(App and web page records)
=======

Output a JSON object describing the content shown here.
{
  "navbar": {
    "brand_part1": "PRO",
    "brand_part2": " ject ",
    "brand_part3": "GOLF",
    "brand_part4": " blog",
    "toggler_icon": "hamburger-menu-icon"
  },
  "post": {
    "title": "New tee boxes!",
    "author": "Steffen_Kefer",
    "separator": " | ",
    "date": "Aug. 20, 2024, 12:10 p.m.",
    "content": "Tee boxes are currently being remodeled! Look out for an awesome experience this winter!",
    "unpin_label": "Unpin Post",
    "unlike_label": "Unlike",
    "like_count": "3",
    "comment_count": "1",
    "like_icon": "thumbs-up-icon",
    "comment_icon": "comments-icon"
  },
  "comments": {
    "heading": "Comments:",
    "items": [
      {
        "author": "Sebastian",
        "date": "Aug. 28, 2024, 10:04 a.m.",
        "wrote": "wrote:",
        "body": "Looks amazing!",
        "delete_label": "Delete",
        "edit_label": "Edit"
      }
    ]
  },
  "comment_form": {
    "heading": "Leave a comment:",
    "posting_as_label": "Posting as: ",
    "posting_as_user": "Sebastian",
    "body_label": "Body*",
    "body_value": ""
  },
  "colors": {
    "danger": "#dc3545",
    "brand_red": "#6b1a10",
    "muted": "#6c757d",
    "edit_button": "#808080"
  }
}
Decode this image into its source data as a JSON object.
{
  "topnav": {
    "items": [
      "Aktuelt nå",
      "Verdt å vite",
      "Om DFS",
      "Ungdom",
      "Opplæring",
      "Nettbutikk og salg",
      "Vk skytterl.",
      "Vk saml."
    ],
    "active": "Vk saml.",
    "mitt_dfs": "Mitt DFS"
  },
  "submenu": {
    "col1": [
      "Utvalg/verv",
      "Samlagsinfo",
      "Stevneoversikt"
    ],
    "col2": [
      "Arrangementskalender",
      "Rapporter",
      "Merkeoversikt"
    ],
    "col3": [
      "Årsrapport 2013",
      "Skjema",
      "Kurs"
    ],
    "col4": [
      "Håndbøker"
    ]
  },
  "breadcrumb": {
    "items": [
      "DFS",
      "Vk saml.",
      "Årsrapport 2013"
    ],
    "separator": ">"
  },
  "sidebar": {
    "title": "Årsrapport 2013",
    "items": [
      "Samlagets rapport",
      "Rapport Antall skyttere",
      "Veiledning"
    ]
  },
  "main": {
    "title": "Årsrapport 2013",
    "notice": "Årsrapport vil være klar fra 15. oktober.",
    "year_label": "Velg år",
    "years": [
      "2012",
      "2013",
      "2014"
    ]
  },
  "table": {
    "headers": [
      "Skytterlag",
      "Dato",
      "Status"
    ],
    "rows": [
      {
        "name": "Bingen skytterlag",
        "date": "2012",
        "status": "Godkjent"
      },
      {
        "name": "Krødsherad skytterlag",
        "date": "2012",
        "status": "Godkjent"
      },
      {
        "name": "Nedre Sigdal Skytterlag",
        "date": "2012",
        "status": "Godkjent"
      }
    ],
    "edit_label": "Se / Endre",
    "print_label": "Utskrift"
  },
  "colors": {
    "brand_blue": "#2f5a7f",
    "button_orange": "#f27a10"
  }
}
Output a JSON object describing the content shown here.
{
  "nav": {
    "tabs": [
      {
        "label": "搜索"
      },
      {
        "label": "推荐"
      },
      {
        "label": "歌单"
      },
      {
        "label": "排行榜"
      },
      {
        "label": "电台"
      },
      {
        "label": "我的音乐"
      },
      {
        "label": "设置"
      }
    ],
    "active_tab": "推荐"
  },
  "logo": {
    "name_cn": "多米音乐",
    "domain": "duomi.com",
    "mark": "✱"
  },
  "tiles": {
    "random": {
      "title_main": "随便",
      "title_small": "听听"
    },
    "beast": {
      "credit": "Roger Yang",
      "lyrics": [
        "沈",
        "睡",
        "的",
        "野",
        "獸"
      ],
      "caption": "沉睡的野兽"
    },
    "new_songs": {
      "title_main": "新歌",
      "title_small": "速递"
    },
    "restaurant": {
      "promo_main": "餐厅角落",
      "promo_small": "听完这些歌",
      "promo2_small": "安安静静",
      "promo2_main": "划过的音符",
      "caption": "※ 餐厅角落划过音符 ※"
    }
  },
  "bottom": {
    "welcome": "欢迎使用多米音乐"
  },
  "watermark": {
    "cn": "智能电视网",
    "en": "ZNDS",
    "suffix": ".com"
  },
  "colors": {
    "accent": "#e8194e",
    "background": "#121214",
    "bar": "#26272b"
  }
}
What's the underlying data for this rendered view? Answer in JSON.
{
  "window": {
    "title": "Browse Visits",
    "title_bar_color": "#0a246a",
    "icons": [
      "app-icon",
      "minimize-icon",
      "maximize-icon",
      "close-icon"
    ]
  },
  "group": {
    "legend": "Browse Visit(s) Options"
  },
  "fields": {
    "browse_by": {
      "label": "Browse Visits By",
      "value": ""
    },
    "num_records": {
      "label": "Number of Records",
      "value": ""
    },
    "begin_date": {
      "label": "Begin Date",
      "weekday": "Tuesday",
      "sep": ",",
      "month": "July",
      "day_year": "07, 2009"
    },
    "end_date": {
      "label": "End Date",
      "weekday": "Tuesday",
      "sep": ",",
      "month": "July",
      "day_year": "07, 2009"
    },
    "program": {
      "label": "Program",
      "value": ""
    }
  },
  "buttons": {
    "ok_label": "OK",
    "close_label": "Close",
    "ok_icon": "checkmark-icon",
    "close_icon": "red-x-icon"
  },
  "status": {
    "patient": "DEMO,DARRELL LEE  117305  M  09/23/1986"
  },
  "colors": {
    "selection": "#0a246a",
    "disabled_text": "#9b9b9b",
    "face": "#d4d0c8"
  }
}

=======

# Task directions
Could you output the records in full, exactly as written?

# Answer to this exercise
Output a JSON object describing the content shown here.
{
  "navbar": {
    "brand_part1": "PRO",
    "brand_part2": " ject ",
    "brand_part3": "GOLF",
    "brand_part4": " blog",
    "toggler_icon": "hamburger-menu-icon"
  },
  "post": {
    "title": "New tee boxes!",
    "author": "Steffen_Kefer",
    "separator": " | ",
    "date": "Aug. 20, 2024, 12:10 p.m.",
    "content": "Tee boxes are currently being remodeled! Look out for an awesome experience this winter!",
    "unpin_label": "Unpin Post",
    "unlike_label": "Unlike",
    "like_count": "3",
    "comment_count": "1",
    "like_icon": "thumbs-up-icon",
    "comment_icon": "comments-icon"
  },
  "comments": {
    "heading": "Comments:",
    "items": [
      {
        "author": "Sebastian",
        "date": "Aug. 28, 2024, 10:04 a.m.",
        "wrote": "wrote:",
        "body": "Looks amazing!",
        "delete_label": "Delete",
        "edit_label": "Edit"
      }
    ]
  },
  "comment_form": {
    "heading": "Leave a comment:",
    "posting_as_label": "Posting as: ",
    "posting_as_user": "Sebastian",
    "body_label": "Body*",
    "body_value": ""
  },
  "colors": {
    "danger": "#dc3545",
    "brand_red": "#6b1a10",
    "muted": "#6c757d",
    "edit_button": "#808080"
  }
}
Decode this image into its source data as a JSON object.
{
  "topnav": {
    "items": [
      "Aktuelt nå",
      "Verdt å vite",
      "Om DFS",
      "Ungdom",
      "Opplæring",
      "Nettbutikk og salg",
      "Vk skytterl.",
      "Vk saml."
    ],
    "active": "Vk saml.",
    "mitt_dfs": "Mitt DFS"
  },
  "submenu": {
    "col1": [
      "Utvalg/verv",
      "Samlagsinfo",
      "Stevneoversikt"
    ],
    "col2": [
      "Arrangementskalender",
      "Rapporter",
      "Merkeoversikt"
    ],
    "col3": [
      "Årsrapport 2013",
      "Skjema",
      "Kurs"
    ],
    "col4": [
      "Håndbøker"
    ]
  },
  "breadcrumb": {
    "items": [
      "DFS",
      "Vk saml.",
      "Årsrapport 2013"
    ],
    "separator": ">"
  },
  "sidebar": {
    "title": "Årsrapport 2013",
    "items": [
      "Samlagets rapport",
      "Rapport Antall skyttere",
      "Veiledning"
    ]
  },
  "main": {
    "title": "Årsrapport 2013",
    "notice": "Årsrapport vil være klar fra 15. oktober.",
    "year_label": "Velg år",
    "years": [
      "2012",
      "2013",
      "2014"
    ]
  },
  "table": {
    "headers": [
      "Skytterlag",
      "Dato",
      "Status"
    ],
    "rows": [
      {
        "name": "Bingen skytterlag",
        "date": "2012",
        "status": "Godkjent"
      },
      {
        "name": "Krødsherad skytterlag",
        "date": "2012",
        "status": "Godkjent"
      },
      {
        "name": "Nedre Sigdal Skytterlag",
        "date": "2012",
        "status": "Godkjent"
      }
    ],
    "edit_label": "Se / Endre",
    "print_label": "Utskrift"
  },
  "colors": {
    "brand_blue": "#2f5a7f",
    "button_orange": "#f27a10"
  }
}
Output a JSON object describing the content shown here.
{
  "nav": {
    "tabs": [
      {
        "label": "搜索"
      },
      {
        "label": "推荐"
      },
      {
        "label": "歌单"
      },
      {
        "label": "排行榜"
      },
      {
        "label": "电台"
      },
      {
        "label": "我的音乐"
      },
      {
        "label": "设置"
      }
    ],
    "active_tab": "推荐"
  },
  "logo": {
    "name_cn": "多米音乐",
    "domain": "duomi.com",
    "mark": "✱"
  },
  "tiles": {
    "random": {
      "title_main": "随便",
      "title_small": "听听"
    },
    "beast": {
      "credit": "Roger Yang",
      "lyrics": [
        "沈",
        "睡",
        "的",
        "野",
        "獸"
      ],
      "caption": "沉睡的野兽"
    },
    "new_songs": {
      "title_main": "新歌",
      "title_small": "速递"
    },
    "restaurant": {
      "promo_main": "餐厅角落",
      "promo_small": "听完这些歌",
      "promo2_small": "安安静静",
      "promo2_main": "划过的音符",
      "caption": "※ 餐厅角落划过音符 ※"
    }
  },
  "bottom": {
    "welcome": "欢迎使用多米音乐"
  },
  "watermark": {
    "cn": "智能电视网",
    "en": "ZNDS",
    "suffix": ".com"
  },
  "colors": {
    "accent": "#e8194e",
    "background": "#121214",
    "bar": "#26272b"
  }
}
What's the underlying data for this rendered view? Answer in JSON.
{
  "window": {
    "title": "Browse Visits",
    "title_bar_color": "#0a246a",
    "icons": [
      "app-icon",
      "minimize-icon",
      "maximize-icon",
      "close-icon"
    ]
  },
  "group": {
    "legend": "Browse Visit(s) Options"
  },
  "fields": {
    "browse_by": {
      "label": "Browse Visits By",
      "value": ""
    },
    "num_records": {
      "label": "Number of Records",
      "value": ""
    },
    "begin_date": {
      "label": "Begin Date",
      "weekday": "Tuesday",
      "sep": ",",
      "month": "July",
      "day_year": "07, 2009"
    },
    "end_date": {
      "label": "End Date",
      "weekday": "Tuesday",
      "sep": ",",
      "month": "July",
      "day_year": "07, 2009"
    },
    "program": {
      "label": "Program",
      "value": ""
    }
  },
  "buttons": {
    "ok_label": "OK",
    "close_label": "Close",
    "ok_icon": "checkmark-icon",
    "close_icon": "red-x-icon"
  },
  "status": {
    "patient": "DEMO,DARRELL LEE  117305  M  09/23/1986"
  },
  "colors": {
    "selection": "#0a246a",
    "disabled_text": "#9b9b9b",
    "face": "#d4d0c8"
  }
}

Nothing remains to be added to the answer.